Think it worked

It did...


Reflections on working with Ross….

Tom Barwood

As a result of delivering one of my typically ‘so far out of the box, design it on the back of an envelope’ style presentations at one of the IRIS Connect Teach Meets I was asked to do some work at Grieg Academy with those that, so far, have been reluctant adopters of the IRIS technology.

I felt somewhat awkward to be going there. I was being invited in by Ross McGill – an award winning teacher who has a blog following in the tens of thousands and over a million followers on Twitter. As with many things, I always seem to be the last one to find out and always trying to catch up. It seemed to start with my university applications and get steadily worse. Social media simply seems to have reinforced my self perception of being a bit of an unintentional Luddite and just a bit behind the game.

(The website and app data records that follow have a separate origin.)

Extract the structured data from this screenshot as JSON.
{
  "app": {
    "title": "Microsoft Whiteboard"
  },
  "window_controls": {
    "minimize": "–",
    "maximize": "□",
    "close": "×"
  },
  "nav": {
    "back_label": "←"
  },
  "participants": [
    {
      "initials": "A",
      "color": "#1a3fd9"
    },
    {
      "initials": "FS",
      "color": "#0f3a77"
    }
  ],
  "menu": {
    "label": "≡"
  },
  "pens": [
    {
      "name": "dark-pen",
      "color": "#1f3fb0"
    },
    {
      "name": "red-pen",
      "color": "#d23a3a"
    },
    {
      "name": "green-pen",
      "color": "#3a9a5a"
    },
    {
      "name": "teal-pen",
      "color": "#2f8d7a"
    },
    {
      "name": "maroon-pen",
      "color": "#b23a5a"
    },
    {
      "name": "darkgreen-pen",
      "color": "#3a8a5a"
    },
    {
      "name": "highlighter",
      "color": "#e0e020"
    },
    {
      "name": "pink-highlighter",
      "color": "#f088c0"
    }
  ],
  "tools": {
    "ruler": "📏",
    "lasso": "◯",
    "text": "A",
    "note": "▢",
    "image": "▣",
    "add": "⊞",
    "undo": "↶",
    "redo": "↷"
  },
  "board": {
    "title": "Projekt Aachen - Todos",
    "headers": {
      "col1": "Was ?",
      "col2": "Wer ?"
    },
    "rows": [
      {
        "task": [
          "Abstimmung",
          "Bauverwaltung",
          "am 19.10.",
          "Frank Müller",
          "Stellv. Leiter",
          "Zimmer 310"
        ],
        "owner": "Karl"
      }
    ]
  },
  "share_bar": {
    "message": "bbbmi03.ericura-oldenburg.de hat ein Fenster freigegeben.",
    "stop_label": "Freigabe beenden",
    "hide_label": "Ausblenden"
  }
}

The title of the original presentation had been ‘Zen and the art of observation’. With no disrespect to the original author this was the genuine background to what I had to say. I do believe that when it is working well that teaching is a flow activity and not some carefully measured and scientifically dished out entity.

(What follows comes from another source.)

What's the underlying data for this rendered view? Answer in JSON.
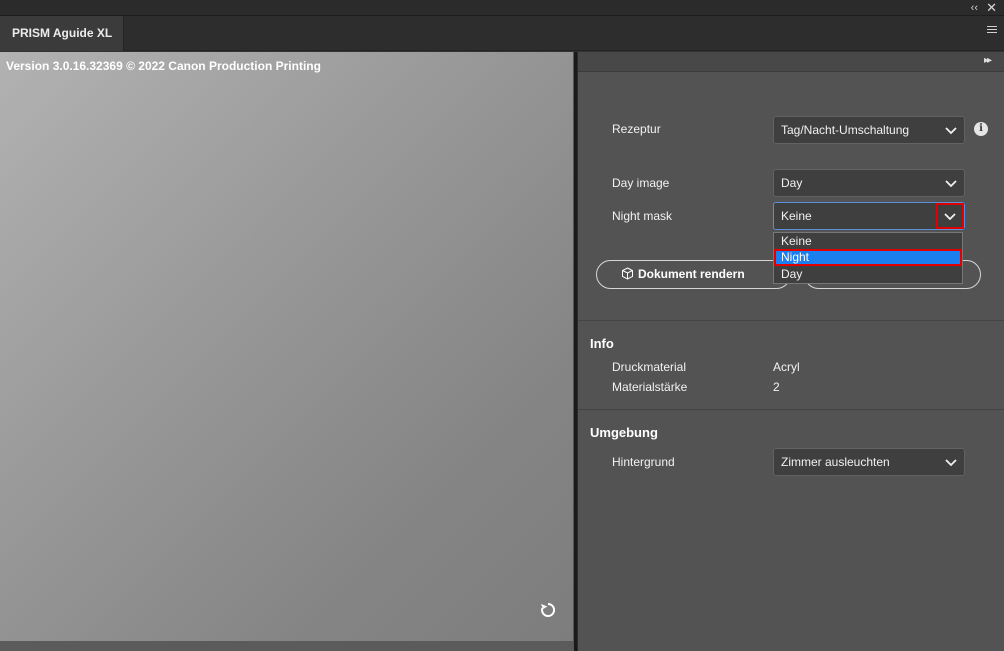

So – how was it? Well, it was great, as it nearly always is with teachers when you take the time to remind them of what it takes to teach well and how everyone has that capacity within them. My biggest worry with Ofsted’s grading of lessons was never about the grades but more that people internalised the grading i.e. on the basis of one inspection someone would say ‘I am an outstanding or inadequate teacher’. No, you are not you are simply someone whose teaching has currently been graded outstanding or inadequate by Ofsted. That grade might change the very next day or if you were then inspected by someone else or if you asked the kids.

I remember once naively asking pupils in my first school (a fee paying school) if they would be happy to burn £35 of their parent’s money (what I had estimated each lesson cost) as that is what they were doing by not paying attention. This backfired when one of the pupils in the next lesson told me that now he knew the value of the lesson he didn’t think he had had his money’s worth!

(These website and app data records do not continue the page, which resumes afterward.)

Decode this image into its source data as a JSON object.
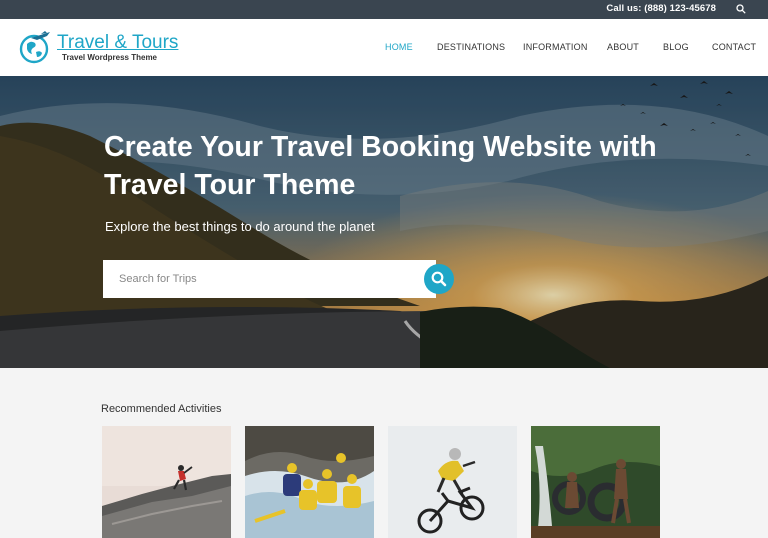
{
  "topbar": {
    "call_text": "Call us: (888) 123-45678",
    "search_icon": "search-icon"
  },
  "logo": {
    "title": "Travel & Tours",
    "subtitle": "Travel Wordpress Theme",
    "icon": "globe-plane-icon"
  },
  "nav": {
    "items": [
      {
        "label": "HOME",
        "active": true
      },
      {
        "label": "DESTINATIONS",
        "active": false
      },
      {
        "label": "INFORMATION",
        "active": false
      },
      {
        "label": "ABOUT",
        "active": false
      },
      {
        "label": "BLOG",
        "active": false
      },
      {
        "label": "CONTACT",
        "active": false
      }
    ]
  },
  "hero": {
    "title": "Create Your Travel Booking Website with Travel Tour Theme",
    "subtitle": "Explore the best things to do around the planet",
    "search_placeholder": "Search for Trips",
    "search_icon": "search-icon"
  },
  "activities": {
    "title": "Recommended Activities",
    "cards": [
      {
        "image": "rock-climbing-photo"
      },
      {
        "image": "rafting-photo"
      },
      {
        "image": "mountain-biking-photo"
      },
      {
        "image": "waterfall-tubing-photo"
      }
    ]
  },
  "colors": {
    "accent": "#1fa6c7",
    "topbar": "#3a4550",
    "text": "#333333",
    "page_bg": "#f4f4f4"
  }
}
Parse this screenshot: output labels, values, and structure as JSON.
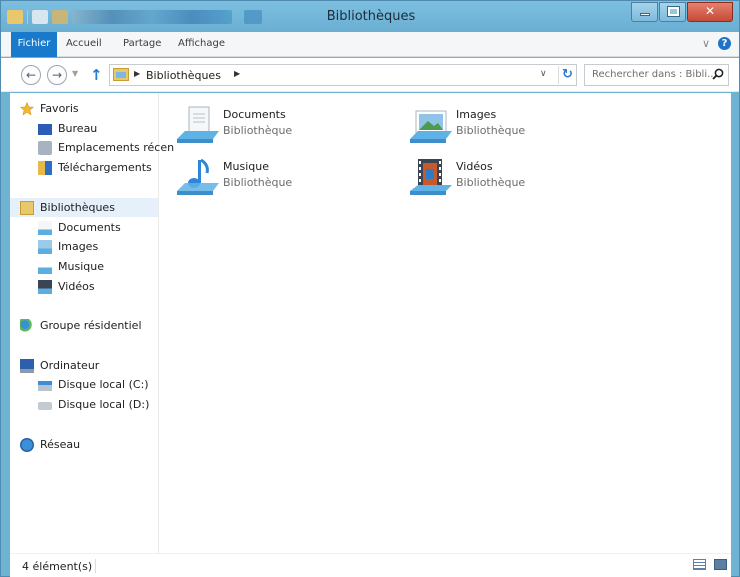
{
  "window": {
    "title": "Bibliothèques"
  },
  "ribbon": {
    "file_tab": "Fichier",
    "tabs": [
      "Accueil",
      "Partage",
      "Affichage"
    ],
    "expand_icon": "chevron-down-icon",
    "help_icon": "help-icon",
    "help_glyph": "?"
  },
  "address": {
    "path": "Bibliothèques",
    "search_placeholder": "Rechercher dans : Bibli..."
  },
  "navpane": {
    "favoris": "Favoris",
    "favoris_items": [
      "Bureau",
      "Emplacements récen",
      "Téléchargements"
    ],
    "bibliotheques": "Bibliothèques",
    "bibliotheques_items": [
      "Documents",
      "Images",
      "Musique",
      "Vidéos"
    ],
    "groupe": "Groupe résidentiel",
    "ordinateur": "Ordinateur",
    "ordinateur_items": [
      "Disque local (C:)",
      "Disque local (D:)"
    ],
    "reseau": "Réseau"
  },
  "libraries": [
    {
      "name": "Documents",
      "type": "Bibliothèque",
      "icon": "documents-library-icon"
    },
    {
      "name": "Images",
      "type": "Bibliothèque",
      "icon": "images-library-icon"
    },
    {
      "name": "Musique",
      "type": "Bibliothèque",
      "icon": "music-library-icon"
    },
    {
      "name": "Vidéos",
      "type": "Bibliothèque",
      "icon": "videos-library-icon"
    }
  ],
  "status": {
    "count": "4 élément(s)"
  },
  "colors": {
    "titlebar": "#6aaed2",
    "file_tab": "#1979ca",
    "selection": "#e5f0fb",
    "close_button": "#c64a36"
  }
}
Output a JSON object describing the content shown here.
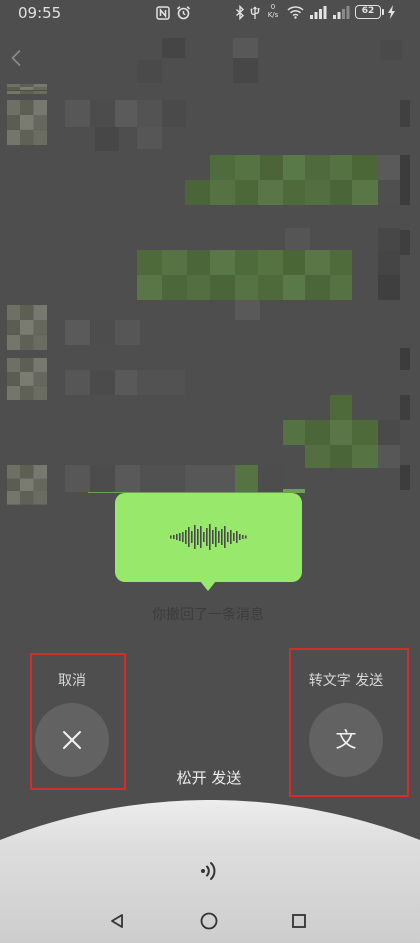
{
  "status_bar": {
    "time": "09:55",
    "net_speed_value": "0",
    "net_speed_unit": "K/s",
    "battery_level": "62",
    "icons": {
      "nfc": "nfc-icon",
      "alarm": "alarm-icon",
      "bluetooth": "bluetooth-icon",
      "usb": "usb-icon",
      "wifi": "wifi-icon",
      "signal_1": "signal-icon",
      "signal_2": "signal-icon",
      "charging": "charging-bolt-icon"
    }
  },
  "header": {
    "back_icon": "chevron-left-icon"
  },
  "chat": {
    "recalled_notice": "你撤回了一条消息"
  },
  "voice_overlay": {
    "waveform_icon": "waveform-icon",
    "cancel_label": "取消",
    "cancel_icon": "close-icon",
    "convert_label": "转文字 发送",
    "convert_icon_text": "文",
    "release_hint": "松开 发送",
    "speaker_icon": "sound-wave-icon"
  },
  "nav_bar": {
    "back": "nav-back-icon",
    "home": "nav-home-icon",
    "recents": "nav-recents-icon"
  },
  "colors": {
    "overlay_background": "#4e4e4e",
    "voice_bubble": "#98e86c",
    "button_circle": "#626262",
    "highlight_box": "#d42b2b",
    "bottom_panel": "#dcdcdc",
    "primary_text": "#e8e8e8"
  }
}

I promised to make up the ‘difference’ next lesson and it became quite a fun form of AfL to ask at the end of every lesson whether it was good value or not.

So maybe we should a try that as a new idea?